Record excerpts:
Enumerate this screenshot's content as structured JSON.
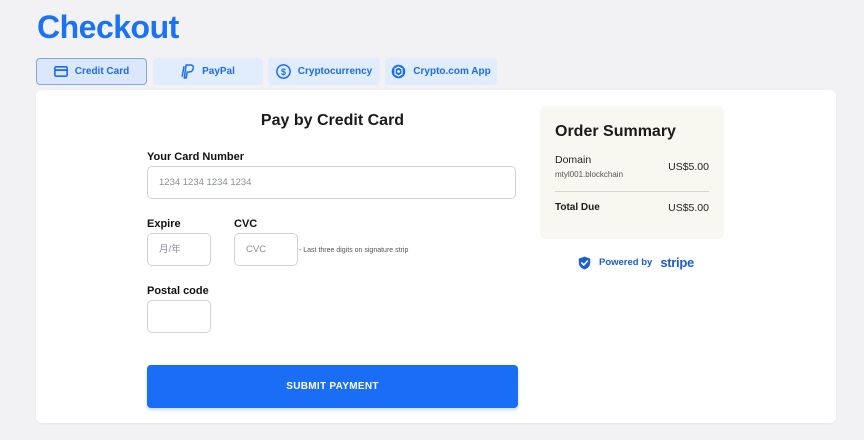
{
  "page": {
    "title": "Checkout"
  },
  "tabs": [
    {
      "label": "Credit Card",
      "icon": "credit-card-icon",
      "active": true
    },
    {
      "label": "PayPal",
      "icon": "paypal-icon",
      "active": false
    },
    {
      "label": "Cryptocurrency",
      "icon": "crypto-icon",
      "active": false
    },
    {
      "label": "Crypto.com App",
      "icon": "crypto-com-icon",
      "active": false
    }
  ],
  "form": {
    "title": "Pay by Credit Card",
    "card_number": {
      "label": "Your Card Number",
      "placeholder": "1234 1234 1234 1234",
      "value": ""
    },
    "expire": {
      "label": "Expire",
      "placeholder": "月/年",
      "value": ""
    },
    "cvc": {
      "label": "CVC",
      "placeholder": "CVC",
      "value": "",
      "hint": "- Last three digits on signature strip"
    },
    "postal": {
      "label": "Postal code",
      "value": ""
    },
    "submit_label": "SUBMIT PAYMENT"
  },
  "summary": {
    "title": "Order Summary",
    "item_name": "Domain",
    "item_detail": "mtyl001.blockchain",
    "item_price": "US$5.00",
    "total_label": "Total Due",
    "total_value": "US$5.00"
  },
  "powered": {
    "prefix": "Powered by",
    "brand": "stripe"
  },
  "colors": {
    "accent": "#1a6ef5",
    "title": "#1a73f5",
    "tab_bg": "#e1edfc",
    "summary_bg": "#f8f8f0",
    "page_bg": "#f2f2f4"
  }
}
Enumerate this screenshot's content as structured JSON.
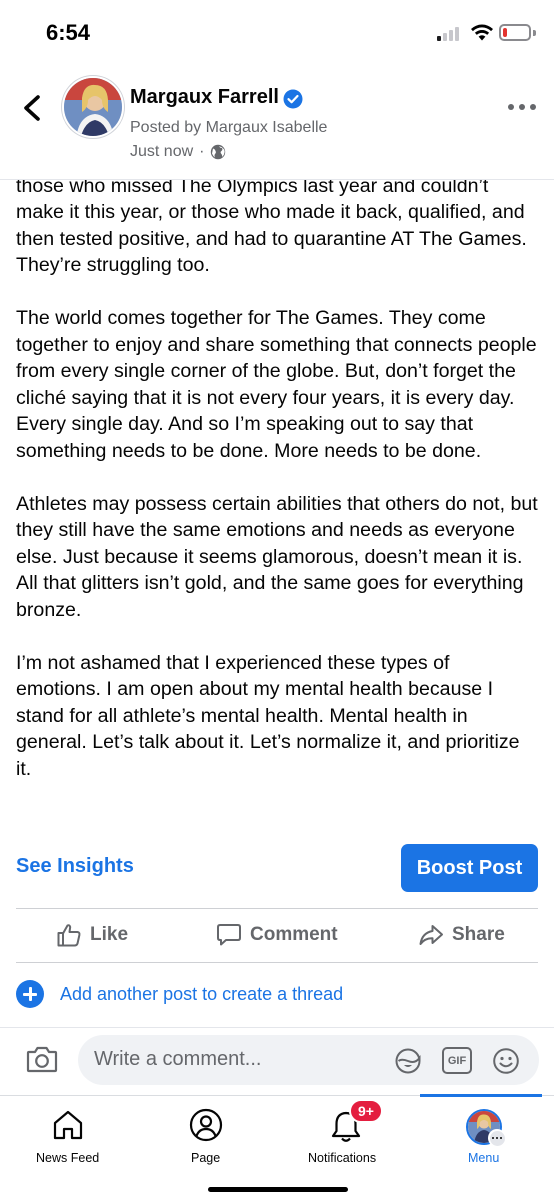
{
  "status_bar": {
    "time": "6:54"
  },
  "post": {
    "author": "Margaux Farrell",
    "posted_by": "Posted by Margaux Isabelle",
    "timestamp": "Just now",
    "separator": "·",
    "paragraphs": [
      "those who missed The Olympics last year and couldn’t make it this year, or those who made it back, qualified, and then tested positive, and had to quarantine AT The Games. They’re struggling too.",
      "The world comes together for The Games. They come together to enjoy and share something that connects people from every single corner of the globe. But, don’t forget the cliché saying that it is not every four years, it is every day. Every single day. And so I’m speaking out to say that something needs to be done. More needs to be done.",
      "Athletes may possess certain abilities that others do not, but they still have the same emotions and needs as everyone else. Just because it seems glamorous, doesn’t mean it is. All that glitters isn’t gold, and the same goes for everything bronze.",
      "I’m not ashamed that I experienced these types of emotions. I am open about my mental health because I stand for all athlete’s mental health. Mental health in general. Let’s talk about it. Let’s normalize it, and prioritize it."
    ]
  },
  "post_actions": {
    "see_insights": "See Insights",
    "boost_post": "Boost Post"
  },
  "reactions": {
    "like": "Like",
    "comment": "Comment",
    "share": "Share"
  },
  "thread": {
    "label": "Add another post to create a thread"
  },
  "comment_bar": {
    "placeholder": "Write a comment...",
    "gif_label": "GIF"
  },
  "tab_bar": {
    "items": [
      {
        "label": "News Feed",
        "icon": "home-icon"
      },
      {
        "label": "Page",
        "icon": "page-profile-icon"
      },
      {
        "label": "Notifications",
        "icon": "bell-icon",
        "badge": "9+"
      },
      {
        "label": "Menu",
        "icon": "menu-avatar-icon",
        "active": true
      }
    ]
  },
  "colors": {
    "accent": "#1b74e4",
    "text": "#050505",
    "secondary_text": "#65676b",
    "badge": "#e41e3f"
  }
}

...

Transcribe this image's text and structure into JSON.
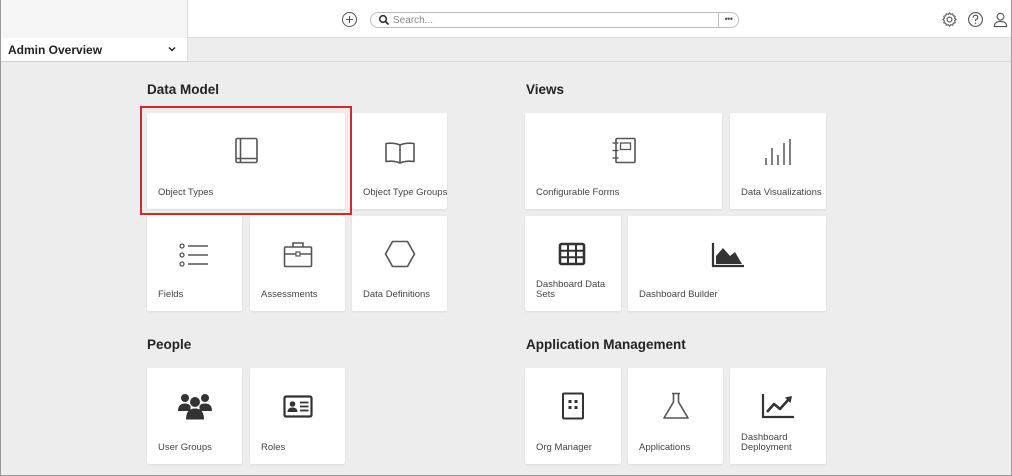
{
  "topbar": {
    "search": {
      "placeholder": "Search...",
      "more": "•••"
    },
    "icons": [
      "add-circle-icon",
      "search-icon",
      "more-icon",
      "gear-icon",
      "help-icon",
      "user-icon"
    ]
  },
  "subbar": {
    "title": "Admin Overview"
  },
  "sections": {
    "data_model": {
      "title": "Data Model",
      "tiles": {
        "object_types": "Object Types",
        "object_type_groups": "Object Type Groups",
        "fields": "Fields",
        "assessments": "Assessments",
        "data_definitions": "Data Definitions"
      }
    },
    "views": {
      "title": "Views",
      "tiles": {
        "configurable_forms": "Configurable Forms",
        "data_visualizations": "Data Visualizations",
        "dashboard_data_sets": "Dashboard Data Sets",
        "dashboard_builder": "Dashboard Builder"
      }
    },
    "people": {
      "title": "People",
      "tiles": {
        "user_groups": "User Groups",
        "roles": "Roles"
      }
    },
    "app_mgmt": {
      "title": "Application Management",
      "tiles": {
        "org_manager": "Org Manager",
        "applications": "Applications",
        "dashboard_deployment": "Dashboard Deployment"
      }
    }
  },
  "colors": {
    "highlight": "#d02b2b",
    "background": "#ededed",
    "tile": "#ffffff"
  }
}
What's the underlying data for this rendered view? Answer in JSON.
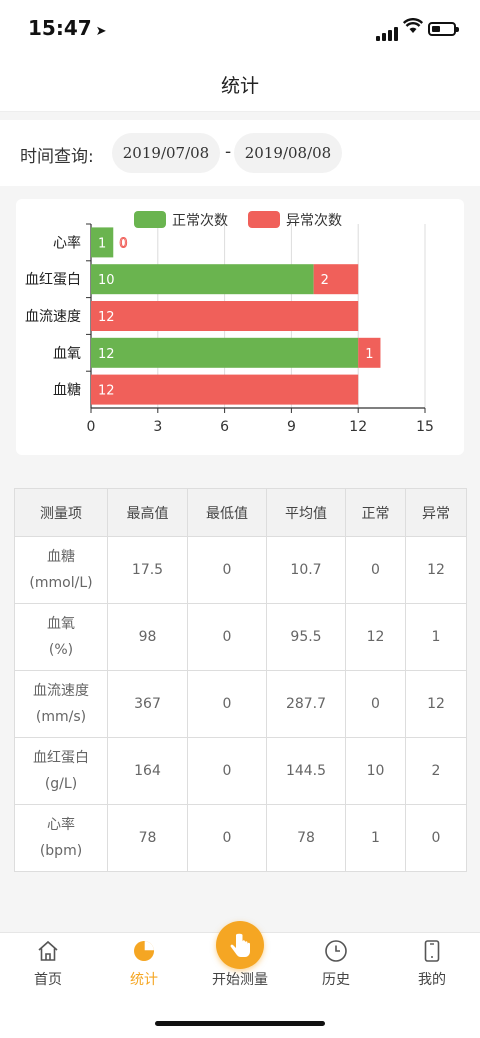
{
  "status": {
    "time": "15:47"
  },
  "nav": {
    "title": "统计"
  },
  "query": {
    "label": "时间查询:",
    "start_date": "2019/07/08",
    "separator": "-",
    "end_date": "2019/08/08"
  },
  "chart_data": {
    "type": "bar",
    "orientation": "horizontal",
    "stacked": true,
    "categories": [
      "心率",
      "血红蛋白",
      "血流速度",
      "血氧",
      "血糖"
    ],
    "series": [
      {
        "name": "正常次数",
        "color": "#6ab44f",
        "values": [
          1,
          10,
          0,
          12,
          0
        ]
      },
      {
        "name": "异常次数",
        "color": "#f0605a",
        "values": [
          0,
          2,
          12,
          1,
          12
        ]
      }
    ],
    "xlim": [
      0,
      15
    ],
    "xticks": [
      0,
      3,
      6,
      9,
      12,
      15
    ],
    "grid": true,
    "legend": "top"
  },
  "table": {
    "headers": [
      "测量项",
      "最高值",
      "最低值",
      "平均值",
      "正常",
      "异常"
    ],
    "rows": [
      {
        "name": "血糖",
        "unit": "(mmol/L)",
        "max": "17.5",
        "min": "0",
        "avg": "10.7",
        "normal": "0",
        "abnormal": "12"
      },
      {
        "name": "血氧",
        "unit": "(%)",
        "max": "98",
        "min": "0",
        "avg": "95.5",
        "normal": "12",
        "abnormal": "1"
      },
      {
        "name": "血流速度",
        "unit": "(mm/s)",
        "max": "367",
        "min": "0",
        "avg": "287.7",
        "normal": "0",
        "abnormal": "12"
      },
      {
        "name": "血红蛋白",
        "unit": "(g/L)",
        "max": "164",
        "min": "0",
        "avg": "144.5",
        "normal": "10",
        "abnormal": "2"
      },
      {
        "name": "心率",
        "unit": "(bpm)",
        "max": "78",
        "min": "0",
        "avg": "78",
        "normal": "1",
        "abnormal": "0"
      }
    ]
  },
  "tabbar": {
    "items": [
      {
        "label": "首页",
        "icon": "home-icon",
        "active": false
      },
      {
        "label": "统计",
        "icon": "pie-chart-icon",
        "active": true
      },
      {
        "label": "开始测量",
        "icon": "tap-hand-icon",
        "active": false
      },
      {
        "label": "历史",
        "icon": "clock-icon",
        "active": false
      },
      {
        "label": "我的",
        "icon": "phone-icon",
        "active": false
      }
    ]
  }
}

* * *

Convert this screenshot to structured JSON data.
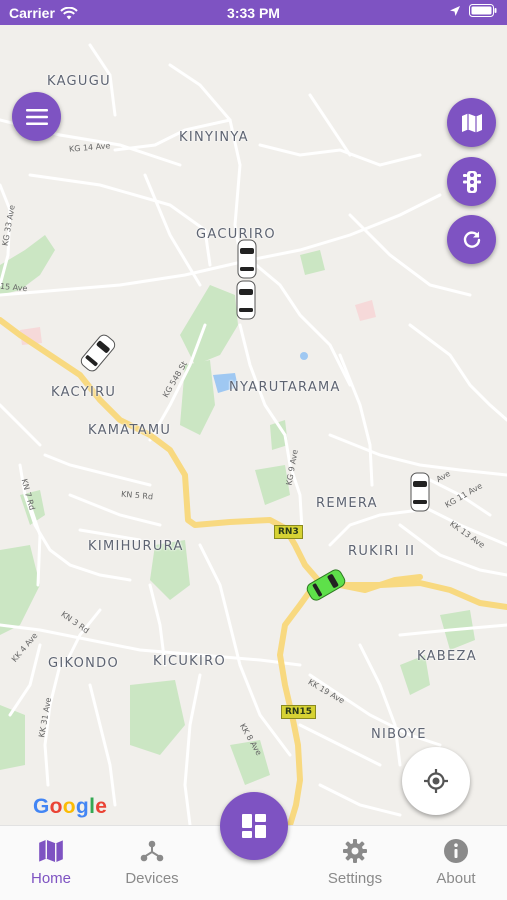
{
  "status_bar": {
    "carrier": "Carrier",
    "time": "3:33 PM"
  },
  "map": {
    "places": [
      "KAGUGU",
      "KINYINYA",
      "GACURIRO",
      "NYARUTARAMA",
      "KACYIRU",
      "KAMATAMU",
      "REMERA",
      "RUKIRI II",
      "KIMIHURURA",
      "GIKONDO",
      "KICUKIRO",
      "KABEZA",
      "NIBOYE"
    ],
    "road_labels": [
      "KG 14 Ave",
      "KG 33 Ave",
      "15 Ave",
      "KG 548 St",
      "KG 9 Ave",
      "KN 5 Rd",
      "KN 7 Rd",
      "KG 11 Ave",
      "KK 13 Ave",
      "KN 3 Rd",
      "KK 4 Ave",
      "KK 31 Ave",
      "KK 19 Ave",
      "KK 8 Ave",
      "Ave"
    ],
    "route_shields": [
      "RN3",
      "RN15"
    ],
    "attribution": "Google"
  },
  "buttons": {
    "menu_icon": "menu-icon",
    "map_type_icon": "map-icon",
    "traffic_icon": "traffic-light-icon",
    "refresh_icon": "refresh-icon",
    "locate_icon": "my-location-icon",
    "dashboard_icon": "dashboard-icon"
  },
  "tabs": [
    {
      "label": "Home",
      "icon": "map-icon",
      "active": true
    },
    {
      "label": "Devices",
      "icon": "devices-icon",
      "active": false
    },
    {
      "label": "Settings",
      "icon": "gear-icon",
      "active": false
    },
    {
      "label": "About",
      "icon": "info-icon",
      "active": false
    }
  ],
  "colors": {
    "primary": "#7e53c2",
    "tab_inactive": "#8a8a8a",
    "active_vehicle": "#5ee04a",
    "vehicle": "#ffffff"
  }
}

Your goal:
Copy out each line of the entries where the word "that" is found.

Response to the exercise:
      "The world comes together for The Games. They come together to enjoy and share something that connects people from every single corner of the globe. But, don’t forget the cliché saying that it is not every four years, it is every day. Every single day. And so I’m speaking out to say that something needs to be done. More needs to be done.",
      "Athletes may possess certain abilities that others do not, but they still have the same emotions and needs as everyone else. Just because it seems glamorous, doesn’t mean it is. All that glitters isn’t gold, and the same goes for everything bronze.",
      "I’m not ashamed that I experienced these types of emotions. I am open about my mental health because I stand for all athlete’s mental health. Mental health in general. Let’s talk about it. Let’s normalize it, and prioritize it."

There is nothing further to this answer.